▶ _Description of the task_: Without the images, set down each entry exactly.

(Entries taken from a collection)
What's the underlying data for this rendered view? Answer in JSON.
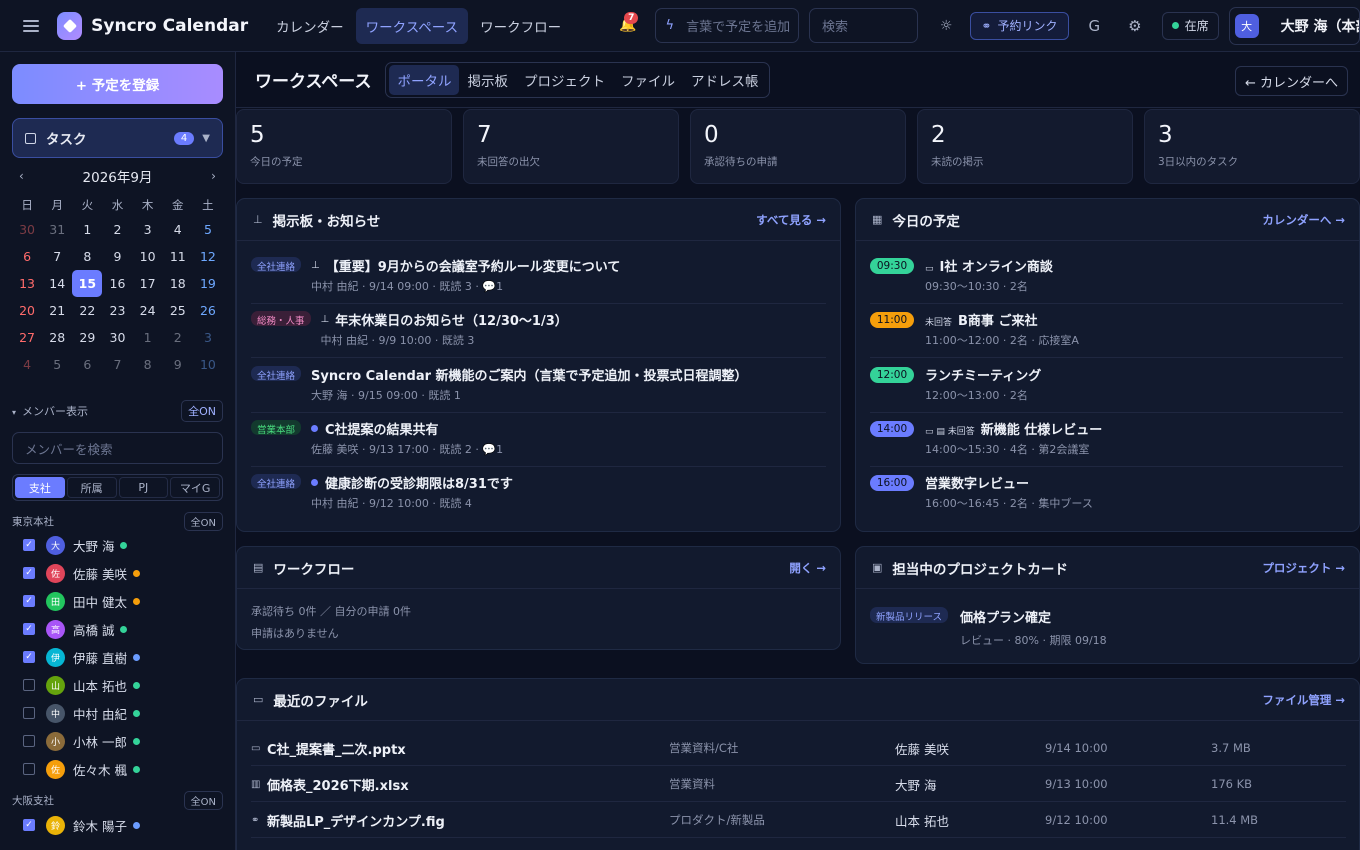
{
  "app": {
    "name": "Syncro Calendar",
    "nav": [
      "カレンダー",
      "ワークスペース",
      "ワークフロー"
    ],
    "notifications": "7",
    "quick_placeholder": "言葉で予定を追加",
    "search_placeholder": "検索",
    "booking_link": "予約リンク",
    "g_label": "G",
    "status": "在席",
    "user_initial": "大",
    "user_name": "大野 海（本部長"
  },
  "sidebar": {
    "add_button": "+ 予定を登録",
    "task_label": "タスク",
    "task_count": "4",
    "month": "2026年9月",
    "weekdays": [
      "日",
      "月",
      "火",
      "水",
      "木",
      "金",
      "土"
    ],
    "days": [
      [
        "30",
        "31",
        "1",
        "2",
        "3",
        "4",
        "5"
      ],
      [
        "6",
        "7",
        "8",
        "9",
        "10",
        "11",
        "12"
      ],
      [
        "13",
        "14",
        "15",
        "16",
        "17",
        "18",
        "19"
      ],
      [
        "20",
        "21",
        "22",
        "23",
        "24",
        "25",
        "26"
      ],
      [
        "27",
        "28",
        "29",
        "30",
        "1",
        "2",
        "3"
      ],
      [
        "4",
        "5",
        "6",
        "7",
        "8",
        "9",
        "10"
      ]
    ],
    "today": "15",
    "members_label": "メンバー表示",
    "all_on": "全ON",
    "member_search": "メンバーを検索",
    "segments": [
      "支社",
      "所属",
      "PJ",
      "マイG"
    ],
    "groups": [
      {
        "name": "東京本社",
        "all_on": "全ON"
      },
      {
        "name": "大阪支社",
        "all_on": "全ON"
      }
    ],
    "members": [
      {
        "initial": "大",
        "name": "大野 海",
        "checked": true,
        "color": "#4f5fe0",
        "status": "#34d399"
      },
      {
        "initial": "佐",
        "name": "佐藤 美咲",
        "checked": true,
        "color": "#e0455a",
        "status": "#f59e0b"
      },
      {
        "initial": "田",
        "name": "田中 健太",
        "checked": true,
        "color": "#22c55e",
        "status": "#f59e0b"
      },
      {
        "initial": "高",
        "name": "高橋 誠",
        "checked": true,
        "color": "#a855f7",
        "status": "#34d399"
      },
      {
        "initial": "伊",
        "name": "伊藤 直樹",
        "checked": true,
        "color": "#06b6d4",
        "status": "#6b9cff"
      },
      {
        "initial": "山",
        "name": "山本 拓也",
        "checked": false,
        "color": "#65a30d",
        "status": "#34d399"
      },
      {
        "initial": "中",
        "name": "中村 由紀",
        "checked": false,
        "color": "#475569",
        "status": "#34d399"
      },
      {
        "initial": "小",
        "name": "小林 一郎",
        "checked": false,
        "color": "#8b6b3a",
        "status": "#34d399"
      },
      {
        "initial": "佐",
        "name": "佐々木 楓",
        "checked": false,
        "color": "#f59e0b",
        "status": "#34d399"
      },
      {
        "initial": "鈴",
        "name": "鈴木 陽子",
        "checked": true,
        "color": "#eab308",
        "status": "#6b9cff"
      }
    ]
  },
  "workspace": {
    "title": "ワークスペース",
    "tabs": [
      "ポータル",
      "掲示板",
      "プロジェクト",
      "ファイル",
      "アドレス帳"
    ],
    "back": "← カレンダーへ"
  },
  "stats": [
    {
      "value": "5",
      "label": "今日の予定"
    },
    {
      "value": "7",
      "label": "未回答の出欠"
    },
    {
      "value": "0",
      "label": "承認待ちの申請"
    },
    {
      "value": "2",
      "label": "未読の掲示"
    },
    {
      "value": "3",
      "label": "3日以内のタスク"
    }
  ],
  "board": {
    "title": "掲示板・お知らせ",
    "link": "すべて見る →",
    "posts": [
      {
        "tag": "全社連絡",
        "tone": "blue",
        "title": "【重要】9月からの会議室予約ルール変更について",
        "meta": "中村 由紀 · 9/14 09:00 · 既読 3 · 💬1",
        "mark": "pin"
      },
      {
        "tag": "総務・人事",
        "tone": "pink",
        "title": "年末休業日のお知らせ（12/30〜1/3）",
        "meta": "中村 由紀 · 9/9 10:00 · 既読 3",
        "mark": "pin"
      },
      {
        "tag": "全社連絡",
        "tone": "blue",
        "title": "Syncro Calendar 新機能のご案内（言葉で予定追加・投票式日程調整）",
        "meta": "大野 海 · 9/15 09:00 · 既読 1",
        "mark": ""
      },
      {
        "tag": "営業本部",
        "tone": "green",
        "title": "C社提案の結果共有",
        "meta": "佐藤 美咲 · 9/13 17:00 · 既読 2 · 💬1",
        "mark": "dot"
      },
      {
        "tag": "全社連絡",
        "tone": "blue",
        "title": "健康診断の受診期限は8/31です",
        "meta": "中村 由紀 · 9/12 10:00 · 既読 4",
        "mark": "dot"
      }
    ]
  },
  "today": {
    "title": "今日の予定",
    "link": "カレンダーへ →",
    "events": [
      {
        "time": "09:30",
        "color": "#34d399",
        "title": "I社 オンライン商談",
        "meta": "09:30〜10:30 · 2名",
        "prefix": "▭"
      },
      {
        "time": "11:00",
        "color": "#f59e0b",
        "title": "B商事 ご来社",
        "meta": "11:00〜12:00 · 2名 · 応接室A",
        "prefix": "未回答"
      },
      {
        "time": "12:00",
        "color": "#34d399",
        "title": "ランチミーティング",
        "meta": "12:00〜13:00 · 2名",
        "prefix": ""
      },
      {
        "time": "14:00",
        "color": "#6b7cff",
        "title": "新機能 仕様レビュー",
        "meta": "14:00〜15:30 · 4名 · 第2会議室",
        "prefix": "▭ ▤ 未回答"
      },
      {
        "time": "16:00",
        "color": "#6b7cff",
        "title": "営業数字レビュー",
        "meta": "16:00〜16:45 · 2名 · 集中ブース",
        "prefix": ""
      }
    ]
  },
  "workflow": {
    "title": "ワークフロー",
    "link": "開く →",
    "summary": "承認待ち 0件 ／ 自分の申請 0件",
    "empty": "申請はありません"
  },
  "projects": {
    "title": "担当中のプロジェクトカード",
    "link": "プロジェクト →",
    "card": {
      "tag": "新製品リリース",
      "title": "価格プラン確定",
      "meta": "レビュー · 80% · 期限 09/18"
    }
  },
  "files": {
    "title": "最近のファイル",
    "link": "ファイル管理 →",
    "rows": [
      {
        "icon": "video",
        "name": "C社_提案書_二次.pptx",
        "path": "営業資料/C社",
        "owner": "佐藤 美咲",
        "date": "9/14 10:00",
        "size": "3.7 MB"
      },
      {
        "icon": "chart",
        "name": "価格表_2026下期.xlsx",
        "path": "営業資料",
        "owner": "大野 海",
        "date": "9/13 10:00",
        "size": "176 KB"
      },
      {
        "icon": "link",
        "name": "新製品LP_デザインカンプ.fig",
        "path": "プロダクト/新製品",
        "owner": "山本 拓也",
        "date": "9/12 10:00",
        "size": "11.4 MB"
      }
    ]
  }
}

▶ _Output of the exercise_:
What's the underlying data for this rendered view? Answer in JSON.
{
  "app": {
    "name": "Syncro Calendar",
    "nav": [
      "カレンダー",
      "ワークスペース",
      "ワークフロー"
    ],
    "notifications": "7",
    "quick_placeholder": "言葉で予定を追加",
    "search_placeholder": "検索",
    "booking_link": "予約リンク",
    "g_label": "G",
    "status": "在席",
    "user_initial": "大",
    "user_name": "大野 海（本部長"
  },
  "sidebar": {
    "add_button": "+ 予定を登録",
    "task_label": "タスク",
    "task_count": "4",
    "month": "2026年9月",
    "weekdays": [
      "日",
      "月",
      "火",
      "水",
      "木",
      "金",
      "土"
    ],
    "days": [
      [
        "30",
        "31",
        "1",
        "2",
        "3",
        "4",
        "5"
      ],
      [
        "6",
        "7",
        "8",
        "9",
        "10",
        "11",
        "12"
      ],
      [
        "13",
        "14",
        "15",
        "16",
        "17",
        "18",
        "19"
      ],
      [
        "20",
        "21",
        "22",
        "23",
        "24",
        "25",
        "26"
      ],
      [
        "27",
        "28",
        "29",
        "30",
        "1",
        "2",
        "3"
      ],
      [
        "4",
        "5",
        "6",
        "7",
        "8",
        "9",
        "10"
      ]
    ],
    "today": "15",
    "members_label": "メンバー表示",
    "all_on": "全ON",
    "member_search": "メンバーを検索",
    "segments": [
      "支社",
      "所属",
      "PJ",
      "マイG"
    ],
    "groups": [
      {
        "name": "東京本社",
        "all_on": "全ON"
      },
      {
        "name": "大阪支社",
        "all_on": "全ON"
      }
    ],
    "members": [
      {
        "initial": "大",
        "name": "大野 海",
        "checked": true,
        "color": "#4f5fe0",
        "status": "#34d399"
      },
      {
        "initial": "佐",
        "name": "佐藤 美咲",
        "checked": true,
        "color": "#e0455a",
        "status": "#f59e0b"
      },
      {
        "initial": "田",
        "name": "田中 健太",
        "checked": true,
        "color": "#22c55e",
        "status": "#f59e0b"
      },
      {
        "initial": "高",
        "name": "高橋 誠",
        "checked": true,
        "color": "#a855f7",
        "status": "#34d399"
      },
      {
        "initial": "伊",
        "name": "伊藤 直樹",
        "checked": true,
        "color": "#06b6d4",
        "status": "#6b9cff"
      },
      {
        "initial": "山",
        "name": "山本 拓也",
        "checked": false,
        "color": "#65a30d",
        "status": "#34d399"
      },
      {
        "initial": "中",
        "name": "中村 由紀",
        "checked": false,
        "color": "#475569",
        "status": "#34d399"
      },
      {
        "initial": "小",
        "name": "小林 一郎",
        "checked": false,
        "color": "#8b6b3a",
        "status": "#34d399"
      },
      {
        "initial": "佐",
        "name": "佐々木 楓",
        "checked": false,
        "color": "#f59e0b",
        "status": "#34d399"
      },
      {
        "initial": "鈴",
        "name": "鈴木 陽子",
        "checked": true,
        "color": "#eab308",
        "status": "#6b9cff"
      }
    ]
  },
  "workspace": {
    "title": "ワークスペース",
    "tabs": [
      "ポータル",
      "掲示板",
      "プロジェクト",
      "ファイル",
      "アドレス帳"
    ],
    "back": "← カレンダーへ"
  },
  "stats": [
    {
      "value": "5",
      "label": "今日の予定"
    },
    {
      "value": "7",
      "label": "未回答の出欠"
    },
    {
      "value": "0",
      "label": "承認待ちの申請"
    },
    {
      "value": "2",
      "label": "未読の掲示"
    },
    {
      "value": "3",
      "label": "3日以内のタスク"
    }
  ],
  "board": {
    "title": "掲示板・お知らせ",
    "link": "すべて見る →",
    "posts": [
      {
        "tag": "全社連絡",
        "tone": "blue",
        "title": "【重要】9月からの会議室予約ルール変更について",
        "meta": "中村 由紀 · 9/14 09:00 · 既読 3 · 💬1",
        "mark": "pin"
      },
      {
        "tag": "総務・人事",
        "tone": "pink",
        "title": "年末休業日のお知らせ（12/30〜1/3）",
        "meta": "中村 由紀 · 9/9 10:00 · 既読 3",
        "mark": "pin"
      },
      {
        "tag": "全社連絡",
        "tone": "blue",
        "title": "Syncro Calendar 新機能のご案内（言葉で予定追加・投票式日程調整）",
        "meta": "大野 海 · 9/15 09:00 · 既読 1",
        "mark": ""
      },
      {
        "tag": "営業本部",
        "tone": "green",
        "title": "C社提案の結果共有",
        "meta": "佐藤 美咲 · 9/13 17:00 · 既読 2 · 💬1",
        "mark": "dot"
      },
      {
        "tag": "全社連絡",
        "tone": "blue",
        "title": "健康診断の受診期限は8/31です",
        "meta": "中村 由紀 · 9/12 10:00 · 既読 4",
        "mark": "dot"
      }
    ]
  },
  "today": {
    "title": "今日の予定",
    "link": "カレンダーへ →",
    "events": [
      {
        "time": "09:30",
        "color": "#34d399",
        "title": "I社 オンライン商談",
        "meta": "09:30〜10:30 · 2名",
        "prefix": "▭"
      },
      {
        "time": "11:00",
        "color": "#f59e0b",
        "title": "B商事 ご来社",
        "meta": "11:00〜12:00 · 2名 · 応接室A",
        "prefix": "未回答"
      },
      {
        "time": "12:00",
        "color": "#34d399",
        "title": "ランチミーティング",
        "meta": "12:00〜13:00 · 2名",
        "prefix": ""
      },
      {
        "time": "14:00",
        "color": "#6b7cff",
        "title": "新機能 仕様レビュー",
        "meta": "14:00〜15:30 · 4名 · 第2会議室",
        "prefix": "▭ ▤ 未回答"
      },
      {
        "time": "16:00",
        "color": "#6b7cff",
        "title": "営業数字レビュー",
        "meta": "16:00〜16:45 · 2名 · 集中ブース",
        "prefix": ""
      }
    ]
  },
  "workflow": {
    "title": "ワークフロー",
    "link": "開く →",
    "summary": "承認待ち 0件 ／ 自分の申請 0件",
    "empty": "申請はありません"
  },
  "projects": {
    "title": "担当中のプロジェクトカード",
    "link": "プロジェクト →",
    "card": {
      "tag": "新製品リリース",
      "title": "価格プラン確定",
      "meta": "レビュー · 80% · 期限 09/18"
    }
  },
  "files": {
    "title": "最近のファイル",
    "link": "ファイル管理 →",
    "rows": [
      {
        "icon": "video",
        "name": "C社_提案書_二次.pptx",
        "path": "営業資料/C社",
        "owner": "佐藤 美咲",
        "date": "9/14 10:00",
        "size": "3.7 MB"
      },
      {
        "icon": "chart",
        "name": "価格表_2026下期.xlsx",
        "path": "営業資料",
        "owner": "大野 海",
        "date": "9/13 10:00",
        "size": "176 KB"
      },
      {
        "icon": "link",
        "name": "新製品LP_デザインカンプ.fig",
        "path": "プロダクト/新製品",
        "owner": "山本 拓也",
        "date": "9/12 10:00",
        "size": "11.4 MB"
      }
    ]
  }
}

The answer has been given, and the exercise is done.